    Looks great! I have a question though, what made you put the handle on that side? I feel like it’d be easier to open and grab something with the handle closest to the opening but I could be wrong. Thanks in advance!

    • Thanks Adina! I chose to put it where I did so it would be more of a design element. I figured if it was on the window side, you really wouldn’t see that gorgeous handle as much. If I put it by the window, I’d pull it open but push it closed. And if I put it where I did I have to push it open and pull it closed. Since the functionality was essentially the same thing (just opposite), I decided to go with the look of the handle being in a place where it would have more of the “spotlight”. Does that make sense?

  • Trang

    I love it! Your hard work (and patience) really paid off. Congrats. This really motivates me to do my door. Or at least mount the track that I have had since last September!

    • Thanks Trang!
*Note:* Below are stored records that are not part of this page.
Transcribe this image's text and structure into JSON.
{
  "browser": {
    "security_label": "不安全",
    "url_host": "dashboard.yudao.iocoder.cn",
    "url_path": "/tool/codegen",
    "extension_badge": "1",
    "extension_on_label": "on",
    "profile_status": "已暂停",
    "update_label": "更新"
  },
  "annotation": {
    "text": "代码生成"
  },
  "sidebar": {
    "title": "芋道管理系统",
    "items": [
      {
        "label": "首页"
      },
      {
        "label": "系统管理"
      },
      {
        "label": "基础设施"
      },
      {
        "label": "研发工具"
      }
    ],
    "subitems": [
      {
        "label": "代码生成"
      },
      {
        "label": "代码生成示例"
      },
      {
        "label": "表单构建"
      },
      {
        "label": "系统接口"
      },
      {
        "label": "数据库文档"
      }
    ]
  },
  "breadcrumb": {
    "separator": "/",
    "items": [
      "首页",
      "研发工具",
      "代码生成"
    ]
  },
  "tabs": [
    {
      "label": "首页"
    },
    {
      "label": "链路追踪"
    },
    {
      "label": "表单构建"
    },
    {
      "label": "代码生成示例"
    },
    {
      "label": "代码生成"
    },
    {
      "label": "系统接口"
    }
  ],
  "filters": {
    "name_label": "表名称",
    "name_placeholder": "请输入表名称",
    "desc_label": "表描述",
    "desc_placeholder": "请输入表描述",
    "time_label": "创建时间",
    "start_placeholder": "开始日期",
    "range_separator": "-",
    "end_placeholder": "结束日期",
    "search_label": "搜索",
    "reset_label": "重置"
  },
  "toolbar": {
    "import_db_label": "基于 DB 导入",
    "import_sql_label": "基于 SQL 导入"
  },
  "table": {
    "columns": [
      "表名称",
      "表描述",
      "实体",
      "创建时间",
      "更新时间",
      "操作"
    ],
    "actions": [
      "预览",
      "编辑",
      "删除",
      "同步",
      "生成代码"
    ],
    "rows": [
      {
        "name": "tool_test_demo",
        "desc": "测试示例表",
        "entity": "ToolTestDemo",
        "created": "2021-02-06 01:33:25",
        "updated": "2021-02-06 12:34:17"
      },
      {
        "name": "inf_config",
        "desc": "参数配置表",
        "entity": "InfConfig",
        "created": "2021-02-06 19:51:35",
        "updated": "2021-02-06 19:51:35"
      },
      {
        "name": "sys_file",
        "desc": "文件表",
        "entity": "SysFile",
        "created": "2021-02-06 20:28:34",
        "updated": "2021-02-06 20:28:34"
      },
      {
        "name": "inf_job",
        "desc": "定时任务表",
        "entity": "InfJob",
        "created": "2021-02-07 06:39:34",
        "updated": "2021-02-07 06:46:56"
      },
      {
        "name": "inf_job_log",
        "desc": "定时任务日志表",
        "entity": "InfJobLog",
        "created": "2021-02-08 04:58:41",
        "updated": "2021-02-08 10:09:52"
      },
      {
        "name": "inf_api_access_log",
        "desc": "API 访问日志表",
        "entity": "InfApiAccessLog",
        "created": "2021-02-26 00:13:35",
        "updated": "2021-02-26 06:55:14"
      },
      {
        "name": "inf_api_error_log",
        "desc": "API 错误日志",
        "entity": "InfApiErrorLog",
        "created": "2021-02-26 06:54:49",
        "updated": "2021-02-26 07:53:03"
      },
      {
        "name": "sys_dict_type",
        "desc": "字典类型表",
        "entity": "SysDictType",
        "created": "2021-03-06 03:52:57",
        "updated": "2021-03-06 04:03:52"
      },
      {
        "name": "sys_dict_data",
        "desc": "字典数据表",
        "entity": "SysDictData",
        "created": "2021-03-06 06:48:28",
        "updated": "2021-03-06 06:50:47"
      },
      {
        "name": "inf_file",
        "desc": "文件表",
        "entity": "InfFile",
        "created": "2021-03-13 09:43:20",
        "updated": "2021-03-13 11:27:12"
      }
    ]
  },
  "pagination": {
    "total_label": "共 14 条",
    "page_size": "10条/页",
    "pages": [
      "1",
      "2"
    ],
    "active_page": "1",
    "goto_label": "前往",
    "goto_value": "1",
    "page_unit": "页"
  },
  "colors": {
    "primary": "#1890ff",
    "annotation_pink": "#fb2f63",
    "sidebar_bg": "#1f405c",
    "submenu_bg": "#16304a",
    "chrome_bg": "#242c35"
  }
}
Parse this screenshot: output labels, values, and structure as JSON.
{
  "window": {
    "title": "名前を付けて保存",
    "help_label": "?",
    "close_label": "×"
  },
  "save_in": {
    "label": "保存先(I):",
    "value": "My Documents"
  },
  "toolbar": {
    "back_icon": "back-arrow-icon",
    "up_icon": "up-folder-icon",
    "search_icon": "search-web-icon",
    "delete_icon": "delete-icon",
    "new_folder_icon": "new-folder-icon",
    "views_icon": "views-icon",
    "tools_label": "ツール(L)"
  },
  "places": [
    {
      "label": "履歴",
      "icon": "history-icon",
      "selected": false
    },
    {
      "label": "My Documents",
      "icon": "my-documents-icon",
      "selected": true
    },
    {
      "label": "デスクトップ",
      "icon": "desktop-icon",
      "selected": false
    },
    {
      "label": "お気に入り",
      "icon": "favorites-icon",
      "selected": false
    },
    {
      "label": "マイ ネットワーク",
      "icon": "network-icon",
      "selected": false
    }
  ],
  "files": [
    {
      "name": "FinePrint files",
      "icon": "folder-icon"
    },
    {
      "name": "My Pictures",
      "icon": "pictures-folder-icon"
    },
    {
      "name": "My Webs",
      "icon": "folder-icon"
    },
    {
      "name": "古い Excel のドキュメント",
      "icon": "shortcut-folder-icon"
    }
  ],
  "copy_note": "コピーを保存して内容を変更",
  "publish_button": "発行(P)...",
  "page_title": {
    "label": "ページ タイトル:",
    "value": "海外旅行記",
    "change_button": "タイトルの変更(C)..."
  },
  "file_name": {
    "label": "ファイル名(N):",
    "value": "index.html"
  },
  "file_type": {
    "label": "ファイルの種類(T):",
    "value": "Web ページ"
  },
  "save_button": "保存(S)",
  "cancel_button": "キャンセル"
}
Yes, you CAN do it and hopefully without making the same mistakes I made. Good luck, you got this girl!